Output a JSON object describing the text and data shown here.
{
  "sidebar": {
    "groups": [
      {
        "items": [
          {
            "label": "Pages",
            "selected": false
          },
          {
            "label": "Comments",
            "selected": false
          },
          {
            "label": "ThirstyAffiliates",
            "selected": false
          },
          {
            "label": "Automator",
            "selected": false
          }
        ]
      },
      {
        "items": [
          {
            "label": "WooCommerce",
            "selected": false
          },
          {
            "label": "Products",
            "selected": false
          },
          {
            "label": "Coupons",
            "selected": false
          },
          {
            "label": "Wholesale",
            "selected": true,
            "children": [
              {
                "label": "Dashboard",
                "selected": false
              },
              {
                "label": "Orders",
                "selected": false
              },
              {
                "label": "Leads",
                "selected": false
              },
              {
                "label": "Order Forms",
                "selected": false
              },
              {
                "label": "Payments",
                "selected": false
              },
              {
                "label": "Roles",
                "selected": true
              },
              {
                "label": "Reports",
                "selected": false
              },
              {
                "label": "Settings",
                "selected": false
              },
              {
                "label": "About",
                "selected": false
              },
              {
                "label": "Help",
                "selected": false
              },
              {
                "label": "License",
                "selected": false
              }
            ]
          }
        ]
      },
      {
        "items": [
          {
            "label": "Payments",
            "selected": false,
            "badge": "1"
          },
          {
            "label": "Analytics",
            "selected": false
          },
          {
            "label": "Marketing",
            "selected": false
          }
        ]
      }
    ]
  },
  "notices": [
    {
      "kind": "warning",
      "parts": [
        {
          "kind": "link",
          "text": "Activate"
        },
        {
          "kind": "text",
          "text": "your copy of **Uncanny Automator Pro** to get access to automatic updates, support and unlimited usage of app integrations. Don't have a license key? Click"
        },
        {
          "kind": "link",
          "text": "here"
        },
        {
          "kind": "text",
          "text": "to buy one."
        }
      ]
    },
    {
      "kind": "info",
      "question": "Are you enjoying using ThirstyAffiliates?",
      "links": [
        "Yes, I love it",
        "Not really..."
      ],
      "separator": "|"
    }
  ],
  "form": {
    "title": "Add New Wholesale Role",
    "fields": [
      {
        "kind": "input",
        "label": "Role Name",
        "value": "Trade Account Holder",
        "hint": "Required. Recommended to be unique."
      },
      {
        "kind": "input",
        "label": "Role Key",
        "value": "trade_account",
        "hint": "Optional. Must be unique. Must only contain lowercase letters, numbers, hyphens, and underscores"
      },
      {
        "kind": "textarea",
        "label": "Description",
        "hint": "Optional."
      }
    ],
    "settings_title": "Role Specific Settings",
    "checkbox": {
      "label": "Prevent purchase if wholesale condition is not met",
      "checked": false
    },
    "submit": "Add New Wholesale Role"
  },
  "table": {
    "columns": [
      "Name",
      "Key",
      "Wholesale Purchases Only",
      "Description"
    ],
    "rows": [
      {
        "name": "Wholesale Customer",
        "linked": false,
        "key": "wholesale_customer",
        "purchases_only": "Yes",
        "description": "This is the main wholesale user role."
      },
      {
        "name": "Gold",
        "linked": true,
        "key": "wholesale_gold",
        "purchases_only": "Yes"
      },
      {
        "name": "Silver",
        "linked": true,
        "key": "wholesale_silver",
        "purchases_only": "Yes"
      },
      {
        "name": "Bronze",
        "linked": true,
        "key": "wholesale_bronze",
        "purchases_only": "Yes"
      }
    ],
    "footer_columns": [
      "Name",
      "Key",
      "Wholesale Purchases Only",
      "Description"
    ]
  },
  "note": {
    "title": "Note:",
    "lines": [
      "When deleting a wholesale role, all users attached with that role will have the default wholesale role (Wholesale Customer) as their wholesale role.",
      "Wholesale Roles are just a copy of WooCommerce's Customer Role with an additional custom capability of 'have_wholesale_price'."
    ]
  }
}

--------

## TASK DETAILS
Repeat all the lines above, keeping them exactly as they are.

## RESPONSE TO THIS EXERCISE
Output a JSON object describing the text and data shown here.
{
  "sidebar": {
    "groups": [
      {
        "items": [
          {
            "label": "Pages",
            "selected": false
          },
          {
            "label": "Comments",
            "selected": false
          },
          {
            "label": "ThirstyAffiliates",
            "selected": false
          },
          {
            "label": "Automator",
            "selected": false
          }
        ]
      },
      {
        "items": [
          {
            "label": "WooCommerce",
            "selected": false
          },
          {
            "label": "Products",
            "selected": false
          },
          {
            "label": "Coupons",
            "selected": false
          },
          {
            "label": "Wholesale",
            "selected": true,
            "children": [
              {
                "label": "Dashboard",
                "selected": false
              },
              {
                "label": "Orders",
                "selected": false
              },
              {
                "label": "Leads",
                "selected": false
              },
              {
                "label": "Order Forms",
                "selected": false
              },
              {
                "label": "Payments",
                "selected": false
              },
              {
                "label": "Roles",
                "selected": true
              },
              {
                "label": "Reports",
                "selected": false
              },
              {
                "label": "Settings",
                "selected": false
              },
              {
                "label": "About",
                "selected": false
              },
              {
                "label": "Help",
                "selected": false
              },
              {
                "label": "License",
                "selected": false
              }
            ]
          }
        ]
      },
      {
        "items": [
          {
            "label": "Payments",
            "selected": false,
            "badge": "1"
          },
          {
            "label": "Analytics",
            "selected": false
          },
          {
            "label": "Marketing",
            "selected": false
          }
        ]
      }
    ]
  },
  "notices": [
    {
      "kind": "warning",
      "parts": [
        {
          "kind": "link",
          "text": "Activate"
        },
        {
          "kind": "text",
          "text": "your copy of **Uncanny Automator Pro** to get access to automatic updates, support and unlimited usage of app integrations. Don't have a license key? Click"
        },
        {
          "kind": "link",
          "text": "here"
        },
        {
          "kind": "text",
          "text": "to buy one."
        }
      ]
    },
    {
      "kind": "info",
      "question": "Are you enjoying using ThirstyAffiliates?",
      "links": [
        "Yes, I love it",
        "Not really..."
      ],
      "separator": "|"
    }
  ],
  "form": {
    "title": "Add New Wholesale Role",
    "fields": [
      {
        "kind": "input",
        "label": "Role Name",
        "value": "Trade Account Holder",
        "hint": "Required. Recommended to be unique."
      },
      {
        "kind": "input",
        "label": "Role Key",
        "value": "trade_account",
        "hint": "Optional. Must be unique. Must only contain lowercase letters, numbers, hyphens, and underscores"
      },
      {
        "kind": "textarea",
        "label": "Description",
        "hint": "Optional."
      }
    ],
    "settings_title": "Role Specific Settings",
    "checkbox": {
      "label": "Prevent purchase if wholesale condition is not met",
      "checked": false
    },
    "submit": "Add New Wholesale Role"
  },
  "table": {
    "columns": [
      "Name",
      "Key",
      "Wholesale Purchases Only",
      "Description"
    ],
    "rows": [
      {
        "name": "Wholesale Customer",
        "linked": false,
        "key": "wholesale_customer",
        "purchases_only": "Yes",
        "description": "This is the main wholesale user role."
      },
      {
        "name": "Gold",
        "linked": true,
        "key": "wholesale_gold",
        "purchases_only": "Yes"
      },
      {
        "name": "Silver",
        "linked": true,
        "key": "wholesale_silver",
        "purchases_only": "Yes"
      },
      {
        "name": "Bronze",
        "linked": true,
        "key": "wholesale_bronze",
        "purchases_only": "Yes"
      }
    ],
    "footer_columns": [
      "Name",
      "Key",
      "Wholesale Purchases Only",
      "Description"
    ]
  },
  "note": {
    "title": "Note:",
    "lines": [
      "When deleting a wholesale role, all users attached with that role will have the default wholesale role (Wholesale Customer) as their wholesale role.",
      "Wholesale Roles are just a copy of WooCommerce's Customer Role with an additional custom capability of 'have_wholesale_price'."
    ]
  }
}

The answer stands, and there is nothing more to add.